Every school does it. At the end of each academic year, your school recognizes and rewards the cream of the crop—the brightest students who earn their straight A through hard work and determination. Students are given crystal awards to recognize their outstanding achievements in front of all of their classmates, But do awards really matter?
Studies suggest that awards can be a powerful tool for motivating students only when used effectively. Not all awards are effective. The good news is there are ways to award your students effectively and eventually reinforce their intrinsic motivation. Here’s how to get started.
Help Students Understand the Relationship Between Effort and Achievement
Most students usually see grades as a “given” or a representation of their academic ability or even self-worth—but not as their level of effort or investment. So when a student gets a C, he or she will likely consider it as a reflection of his or her aptitude. The student gets so used to getting Cs and won’t strive to improve in the future.
There is clearly a strong relationship between effort and achievement students ought to understand. Show them that such a relationship exists through stories of famous people. Encourage them to think about the effort necessary to achieve a desired outcome. It’s not easy, of course, but a well-narrated story can reveal the nitty-gritty of finding success and inspire students at the same time.
Know When and How to Award Students
Rewards and recognitions are effective if and only if students value them. Otherwise, extrinsic motivators such as certificates, ribbons or medals will only backfire. Here are some general guidelines to follow:
- Make sure that students understand that they can only earn the rewards depending on the quality of their investment, including time and effort. Remember, students should value the reward for it to be effective. Otherwise, they won’t care about the reward at all.
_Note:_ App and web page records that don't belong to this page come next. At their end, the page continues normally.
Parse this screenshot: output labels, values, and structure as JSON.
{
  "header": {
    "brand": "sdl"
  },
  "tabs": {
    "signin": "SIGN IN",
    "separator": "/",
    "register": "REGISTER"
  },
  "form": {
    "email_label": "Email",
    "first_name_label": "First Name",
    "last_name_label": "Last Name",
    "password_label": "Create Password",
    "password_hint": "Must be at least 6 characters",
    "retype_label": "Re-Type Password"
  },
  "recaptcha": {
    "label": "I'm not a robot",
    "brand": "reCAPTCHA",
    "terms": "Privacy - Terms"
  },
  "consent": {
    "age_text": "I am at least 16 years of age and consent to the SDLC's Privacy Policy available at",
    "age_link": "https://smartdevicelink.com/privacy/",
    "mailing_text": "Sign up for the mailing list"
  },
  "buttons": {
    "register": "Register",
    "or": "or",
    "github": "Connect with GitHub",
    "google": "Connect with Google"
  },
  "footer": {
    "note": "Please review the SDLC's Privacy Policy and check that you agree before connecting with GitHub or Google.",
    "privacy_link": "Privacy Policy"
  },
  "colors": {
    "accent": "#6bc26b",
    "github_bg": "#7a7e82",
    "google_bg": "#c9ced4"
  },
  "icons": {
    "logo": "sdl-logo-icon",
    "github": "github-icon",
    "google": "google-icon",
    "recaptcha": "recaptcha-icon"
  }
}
- Give awards when students meet performance standards on a skill that require constant practice, habit formation or repetition. The point is to reward them for achieving specific goals, not for mere participation in an activity.
- Awarding students is much more effective when you’re able to give them constructive feedback about their performance.
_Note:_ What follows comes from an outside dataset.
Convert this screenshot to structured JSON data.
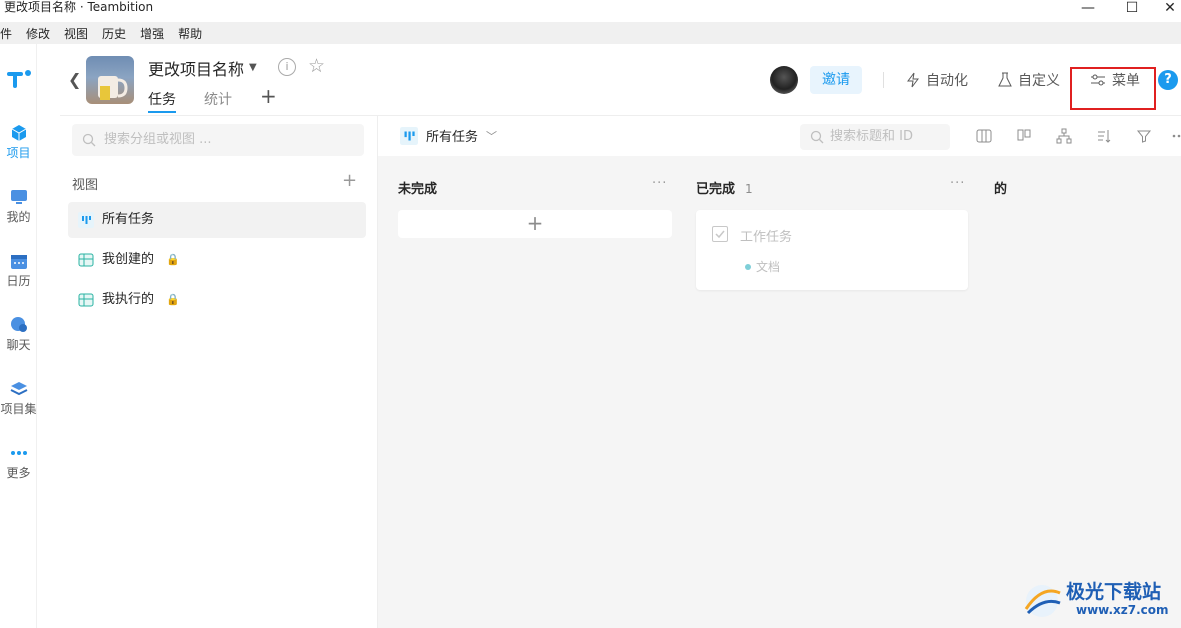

- Be careful about praising students verbally for small or easy tasks. Students may think that they don’t deserve such praise and may eventually decrease their motivation. So be authentic in praising and rewarding students. Award them only when they’re able to achieve a predetermined standard of excellence.
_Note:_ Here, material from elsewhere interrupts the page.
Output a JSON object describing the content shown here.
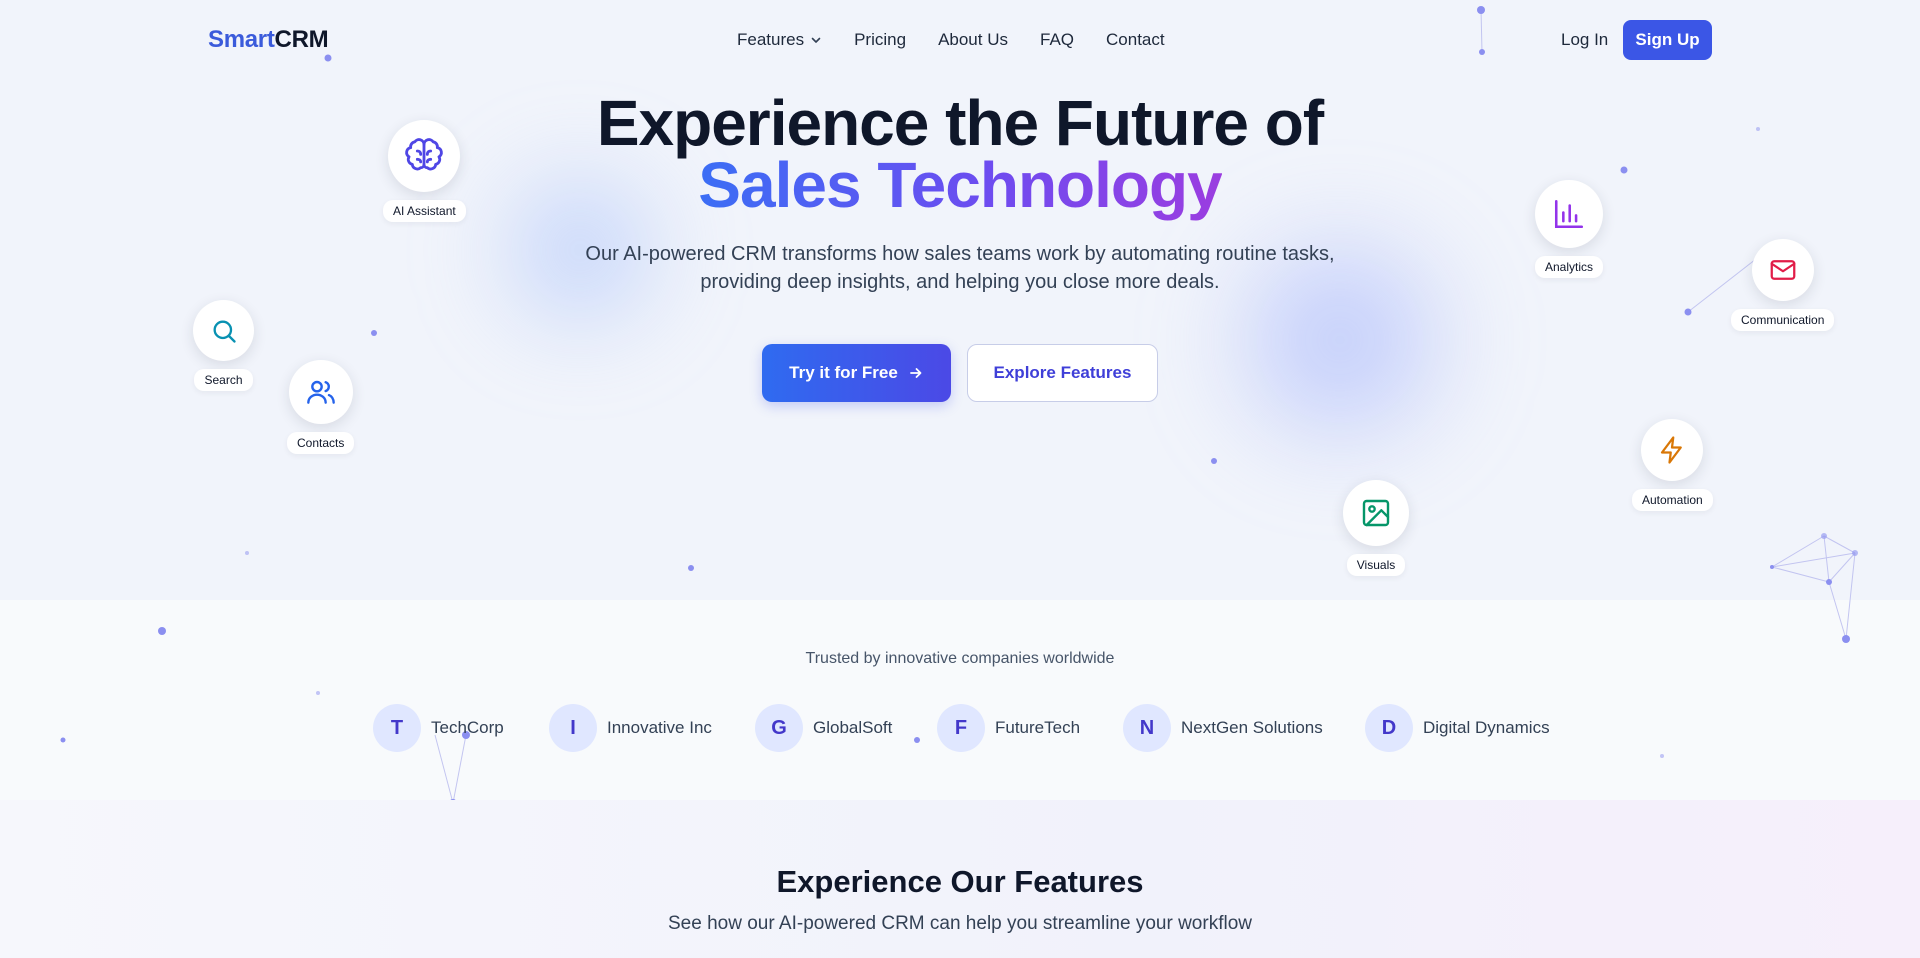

- Be careful not to over-award students. It will only backfire since they will come to expect a reward or recognition for almost everything they do. Once you stop giving them carrots, they’re likely to lose their motivation to accomplish a task.
Recognize Students Individually
Every student has a unique, personal set of academic goals and expectations. So there is really no single motivational tool or force that applies to all learners. That’s why you need to recognize students individually to reinforce motivation in the long run. A personal face-to-face evaluation of a student’s performance is a good start.
Make Sure Your Award System Support Students in the Long Run
Most reward systems are only effective in a short period of time most likely because they depend too much on extrinsic motivators that are not sufficiently attached to the necessary intrinsic rewards students need. The truth is that intrinsic motivation isn’t a goal. It’s a process.
You have to start with your role as a teacher or instructor. Be approachable and genuinely care about your students. Also, you have to create an ideal environment where students feel valued. Standing in front of them and talking for hours won’t work. But encouraging students to actively participate in their own learning will boost their motivation.
There are many more ways to award and recognize students effectively. The lesson here is that students have personal needs to be satisfied. How you reward them today will affect their performance in the future.